Nicotine Tax Inches Closer as U.S. House Passes Legislation

    Critics call the proposal ‘a public health disaster.’

    The U.S. House of Representatives has passed the portion of the Build Back Better Act that includes a controversial nicotine tax. The legislation will now head for the Senate, where it faces an uphill battle.

    In a 220 to 213 vote, the House voted mostly along party lines for the legislation that has often been compared to the New Deal. Biden signed the second piece of his domestic agenda, a $1.2 trillion package focused on infrastructure improvements, into law earlier this week.

    To help fund the plans, the legislation calls for a tax of $50.33 per 1,810 mg of nicotine for “any nicotine product that has been extracted, concentrated or synthesized.”

    Critics warned that raising taxes on smoking alternatives while leaving taxes the same on traditional cigarettes risks driving vapers back to smoking.

    “The science is crystal clear: This bill is a public health disaster,” said Tim Andrews, director of consumer issues at Americans for Tax Reform. “The tax hikes on people trying to quit smoking contained in H.R. 5376 would lead to more people, millions more Americans smoking—and dying as a result.”

    Andrews’ concerns were echoed by Michael Pesko, an associate professor in the Department of Economics at Georgia State University.

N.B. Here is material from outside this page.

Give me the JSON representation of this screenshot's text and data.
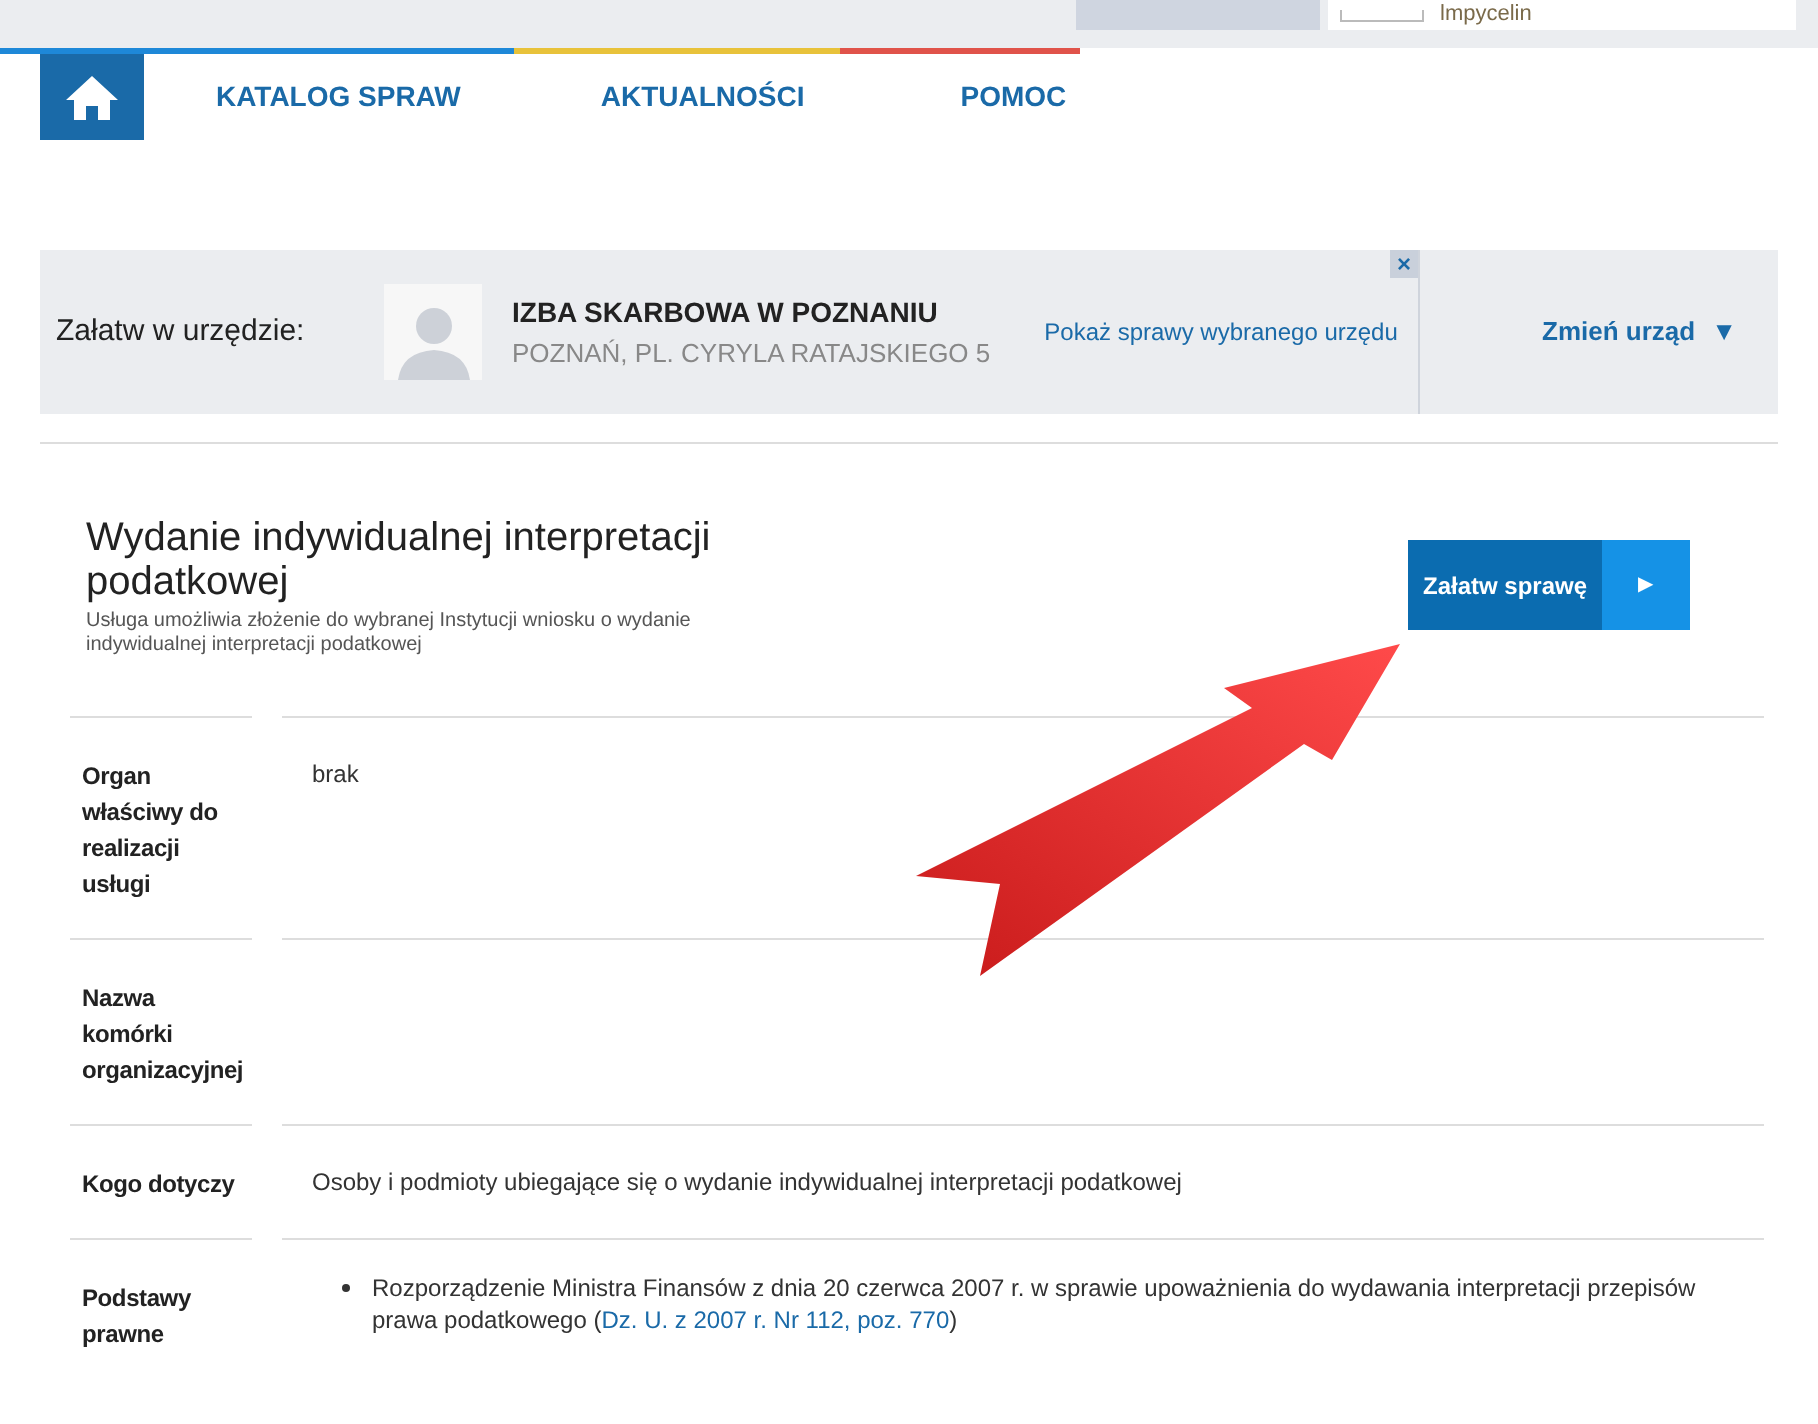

    “Given extensive peer-reviewed evidence indicating that these products are substitutes, an unintended but inevitable effect of increasing taxes on e-cigarettes is to increase cigarette use,” he said. “A wide array of research suggests that this boost in cigarette use as a result of large e-cigarette tax increases would significantly increase overall tobacco-related death and disease.”